The state constitution is supposed to be a representation of the values of its citizens, and we are writing to let you know that slavery of any form is not something that will be excused or tolerated.
Just in November of last year, four more states, Tennessee, Alabama, Oregon, and Vermont, passed ballot measures that abolished slavery and involuntary servitude, including as a form of punishment for a crime, joining Colorado, Nebraska, Utah and Rhode Island. In addition, at least 14 other states, including California, Florida, Georgia, Kentucky, Louisiana, Arkansas, Michigan, New Jersey, New York, Nevada, New Mexico, North Carolina, Ohio, and Texas, are currently active in efforts to have similar bills passed, demonstrating a growing momentum to end this practice across the country.
We believe that Virginia has a unique opportunity to take a leadership role in this movement by joining these states and amending its state constitution to fully abolish all forms of slavery and involuntary servitude. This would not only be a significant step towards justice and equality, but it would also serve as an inspiration for other states to follow suit.
We therefore implore you to take swift action to amend the state constitution to fully abolish all forms of slavery and involuntary servitude, including as punishment for a crime. This would send a clear message that Virginia is committed to upholding the fundamental principles of justice, fairness, and human dignity.
Thank you for your attention to this important matter.
Why is this important?
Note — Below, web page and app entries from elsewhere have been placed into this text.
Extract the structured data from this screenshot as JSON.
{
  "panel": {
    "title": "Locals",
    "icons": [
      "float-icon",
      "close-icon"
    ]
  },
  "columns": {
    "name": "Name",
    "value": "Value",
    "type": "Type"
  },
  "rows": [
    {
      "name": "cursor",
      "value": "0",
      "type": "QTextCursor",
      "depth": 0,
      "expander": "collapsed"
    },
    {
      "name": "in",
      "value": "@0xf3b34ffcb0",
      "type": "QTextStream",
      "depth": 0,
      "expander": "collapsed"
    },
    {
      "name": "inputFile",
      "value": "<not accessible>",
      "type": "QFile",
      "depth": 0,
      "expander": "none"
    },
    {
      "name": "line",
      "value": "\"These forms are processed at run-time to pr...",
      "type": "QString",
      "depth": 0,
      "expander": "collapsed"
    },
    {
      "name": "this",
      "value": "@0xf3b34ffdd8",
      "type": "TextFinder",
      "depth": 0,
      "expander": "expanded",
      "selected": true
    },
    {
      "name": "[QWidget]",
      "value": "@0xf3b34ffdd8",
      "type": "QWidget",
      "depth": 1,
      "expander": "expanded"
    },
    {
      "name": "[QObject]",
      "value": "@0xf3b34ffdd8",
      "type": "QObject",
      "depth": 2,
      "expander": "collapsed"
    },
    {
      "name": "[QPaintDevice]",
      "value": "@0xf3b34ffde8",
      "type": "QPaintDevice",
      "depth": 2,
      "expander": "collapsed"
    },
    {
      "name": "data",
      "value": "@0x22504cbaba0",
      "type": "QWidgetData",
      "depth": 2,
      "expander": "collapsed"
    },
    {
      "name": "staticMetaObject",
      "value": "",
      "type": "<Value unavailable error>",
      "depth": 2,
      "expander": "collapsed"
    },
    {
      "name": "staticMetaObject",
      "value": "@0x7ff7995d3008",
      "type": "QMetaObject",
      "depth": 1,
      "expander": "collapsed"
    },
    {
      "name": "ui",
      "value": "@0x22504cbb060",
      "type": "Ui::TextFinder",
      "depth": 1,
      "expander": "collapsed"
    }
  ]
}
It is 2023, yet slavery is still legal in the state of Virginia. With the ratification of the Thirteenth Amendment, a loophole legalized slavery “as punishment for a crime.” This loophole, also known as the ‘exception clause,’ has been exploited ever since, and is still in effect today, allowing for the forced labor of Virginia’s incarcerated population for merely 27 to 80 cents an hour.
Slavery is a reprehensible practice that has no place in our modern world. It is a fundamental violation of human rights, and we must take a stand to tell legislators that it has no place in Virginia.
By signing this petition, you can help send a powerful message to our lawmakers that the people of Virginia demand an end to all forms of slavery, including as punishment for a crime. Together, we can make a difference and ensure that our state is a place where freedom and justice are truly upheld.
Please take a moment to sign this petition and share it with your friends and family. We must act now to end slavery and involuntary servitude in Virginia and create a better future for all.
Together, we can make history.